The Guanche language

After the conquest of the Canaries, Spanish became the official language, but the aborigines who had populated the archipelago until then spoke a language of their own. The Guanche tongue is sometimes referred to as Canarian Berber or Island Amazigh, given that research has shown that it stemmed from the languages spoken by the Berber peoples in the north of Africa. The language is now extinct and lives on only in certain names of people, towns and regions, although it is believed to have been used by small communities up until as late as the 19th century.
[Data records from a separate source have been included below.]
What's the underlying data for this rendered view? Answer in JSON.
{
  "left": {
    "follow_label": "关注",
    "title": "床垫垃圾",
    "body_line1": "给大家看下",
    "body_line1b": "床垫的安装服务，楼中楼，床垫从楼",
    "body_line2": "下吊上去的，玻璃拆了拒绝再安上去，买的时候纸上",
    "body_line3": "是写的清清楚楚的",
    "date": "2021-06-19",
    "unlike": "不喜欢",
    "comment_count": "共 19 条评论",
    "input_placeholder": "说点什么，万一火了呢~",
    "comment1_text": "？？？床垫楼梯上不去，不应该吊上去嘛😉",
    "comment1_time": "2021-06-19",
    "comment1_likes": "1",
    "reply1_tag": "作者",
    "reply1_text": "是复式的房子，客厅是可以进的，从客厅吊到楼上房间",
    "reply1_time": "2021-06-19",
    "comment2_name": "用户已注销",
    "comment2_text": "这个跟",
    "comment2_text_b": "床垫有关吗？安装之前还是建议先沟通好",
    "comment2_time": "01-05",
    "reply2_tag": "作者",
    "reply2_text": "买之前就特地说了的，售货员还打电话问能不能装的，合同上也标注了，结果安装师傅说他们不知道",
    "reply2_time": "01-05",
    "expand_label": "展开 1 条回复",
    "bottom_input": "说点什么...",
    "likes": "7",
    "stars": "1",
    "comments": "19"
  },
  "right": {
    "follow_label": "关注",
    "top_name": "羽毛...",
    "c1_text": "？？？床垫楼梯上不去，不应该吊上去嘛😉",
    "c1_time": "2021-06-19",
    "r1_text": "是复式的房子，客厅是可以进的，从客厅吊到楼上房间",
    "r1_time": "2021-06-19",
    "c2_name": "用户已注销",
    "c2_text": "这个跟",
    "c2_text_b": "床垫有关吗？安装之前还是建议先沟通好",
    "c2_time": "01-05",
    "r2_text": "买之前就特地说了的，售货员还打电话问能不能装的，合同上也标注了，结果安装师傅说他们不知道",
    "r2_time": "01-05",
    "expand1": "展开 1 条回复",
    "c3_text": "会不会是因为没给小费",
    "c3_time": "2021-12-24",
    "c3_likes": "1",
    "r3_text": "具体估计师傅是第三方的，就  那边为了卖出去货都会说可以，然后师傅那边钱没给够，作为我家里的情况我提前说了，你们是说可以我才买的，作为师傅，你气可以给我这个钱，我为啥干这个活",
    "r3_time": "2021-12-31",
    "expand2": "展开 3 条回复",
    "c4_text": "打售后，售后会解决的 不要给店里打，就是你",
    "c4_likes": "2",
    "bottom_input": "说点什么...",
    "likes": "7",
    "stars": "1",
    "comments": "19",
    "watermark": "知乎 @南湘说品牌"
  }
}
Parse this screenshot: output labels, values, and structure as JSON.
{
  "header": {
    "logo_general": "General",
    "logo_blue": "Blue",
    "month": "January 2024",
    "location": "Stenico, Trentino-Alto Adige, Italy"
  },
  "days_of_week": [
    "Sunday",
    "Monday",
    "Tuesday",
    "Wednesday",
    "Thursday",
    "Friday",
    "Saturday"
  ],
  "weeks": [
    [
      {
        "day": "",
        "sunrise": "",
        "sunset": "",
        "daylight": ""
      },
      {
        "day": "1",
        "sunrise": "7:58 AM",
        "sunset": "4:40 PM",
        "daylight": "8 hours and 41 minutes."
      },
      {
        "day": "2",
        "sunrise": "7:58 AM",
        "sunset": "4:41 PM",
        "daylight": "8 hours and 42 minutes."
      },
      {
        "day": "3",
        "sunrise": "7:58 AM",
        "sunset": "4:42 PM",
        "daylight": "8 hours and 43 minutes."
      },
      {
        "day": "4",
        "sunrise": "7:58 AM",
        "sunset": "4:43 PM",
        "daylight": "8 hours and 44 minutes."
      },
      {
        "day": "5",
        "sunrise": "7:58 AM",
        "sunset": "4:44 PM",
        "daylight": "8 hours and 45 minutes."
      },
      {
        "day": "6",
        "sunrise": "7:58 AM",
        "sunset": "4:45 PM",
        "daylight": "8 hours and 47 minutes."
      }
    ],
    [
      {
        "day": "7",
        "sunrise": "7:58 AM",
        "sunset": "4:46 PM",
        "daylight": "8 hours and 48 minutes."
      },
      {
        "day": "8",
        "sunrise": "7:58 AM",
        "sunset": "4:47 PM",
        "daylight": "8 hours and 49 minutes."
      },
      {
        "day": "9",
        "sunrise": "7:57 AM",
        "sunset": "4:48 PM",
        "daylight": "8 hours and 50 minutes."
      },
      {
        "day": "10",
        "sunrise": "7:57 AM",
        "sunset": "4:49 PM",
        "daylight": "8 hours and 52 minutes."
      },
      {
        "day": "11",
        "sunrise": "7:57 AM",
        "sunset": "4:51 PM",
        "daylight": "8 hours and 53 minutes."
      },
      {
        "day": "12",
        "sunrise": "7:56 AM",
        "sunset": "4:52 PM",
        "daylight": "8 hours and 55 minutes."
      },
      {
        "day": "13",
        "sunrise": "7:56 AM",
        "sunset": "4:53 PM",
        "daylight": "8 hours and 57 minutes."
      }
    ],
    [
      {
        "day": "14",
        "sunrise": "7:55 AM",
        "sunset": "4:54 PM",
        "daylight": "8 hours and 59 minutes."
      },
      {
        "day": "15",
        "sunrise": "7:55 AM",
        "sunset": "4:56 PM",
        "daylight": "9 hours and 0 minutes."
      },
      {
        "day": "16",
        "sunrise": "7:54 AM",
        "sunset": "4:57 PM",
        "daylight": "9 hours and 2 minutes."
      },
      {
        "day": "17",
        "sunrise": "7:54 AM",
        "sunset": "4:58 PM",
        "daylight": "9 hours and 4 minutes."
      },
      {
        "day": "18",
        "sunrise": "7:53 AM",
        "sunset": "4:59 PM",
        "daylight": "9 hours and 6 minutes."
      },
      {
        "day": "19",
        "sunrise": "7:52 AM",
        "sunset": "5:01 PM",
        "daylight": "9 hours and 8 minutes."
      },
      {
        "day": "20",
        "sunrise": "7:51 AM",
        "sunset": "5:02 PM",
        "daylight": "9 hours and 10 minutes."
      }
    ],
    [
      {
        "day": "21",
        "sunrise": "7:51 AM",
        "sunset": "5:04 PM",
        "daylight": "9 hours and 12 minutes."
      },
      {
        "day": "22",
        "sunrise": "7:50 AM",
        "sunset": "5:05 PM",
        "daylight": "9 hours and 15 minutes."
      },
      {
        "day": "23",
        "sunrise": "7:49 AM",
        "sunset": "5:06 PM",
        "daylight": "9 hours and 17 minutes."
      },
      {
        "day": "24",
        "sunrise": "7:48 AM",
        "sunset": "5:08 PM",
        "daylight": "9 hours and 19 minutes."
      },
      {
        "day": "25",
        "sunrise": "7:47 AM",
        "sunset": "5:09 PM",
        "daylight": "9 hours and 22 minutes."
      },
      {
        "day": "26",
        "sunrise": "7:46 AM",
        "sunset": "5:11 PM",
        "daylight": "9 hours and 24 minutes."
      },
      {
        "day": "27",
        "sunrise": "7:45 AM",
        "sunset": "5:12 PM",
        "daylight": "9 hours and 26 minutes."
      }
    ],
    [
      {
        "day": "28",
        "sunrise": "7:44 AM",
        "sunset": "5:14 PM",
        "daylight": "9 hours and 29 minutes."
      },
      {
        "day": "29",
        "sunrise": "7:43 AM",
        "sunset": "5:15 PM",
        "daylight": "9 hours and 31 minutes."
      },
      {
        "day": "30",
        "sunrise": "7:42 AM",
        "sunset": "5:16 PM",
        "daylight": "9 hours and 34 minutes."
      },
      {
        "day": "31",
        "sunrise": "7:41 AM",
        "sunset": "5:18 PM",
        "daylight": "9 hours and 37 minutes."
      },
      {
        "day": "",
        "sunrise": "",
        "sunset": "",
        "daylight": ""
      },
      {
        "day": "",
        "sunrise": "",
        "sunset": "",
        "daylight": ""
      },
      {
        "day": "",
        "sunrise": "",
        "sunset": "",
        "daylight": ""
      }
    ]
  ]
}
There are stone engravings dating from that century that feature symbols which resemble the African Tifinagh alphabet, which are preserved as archaeological gems.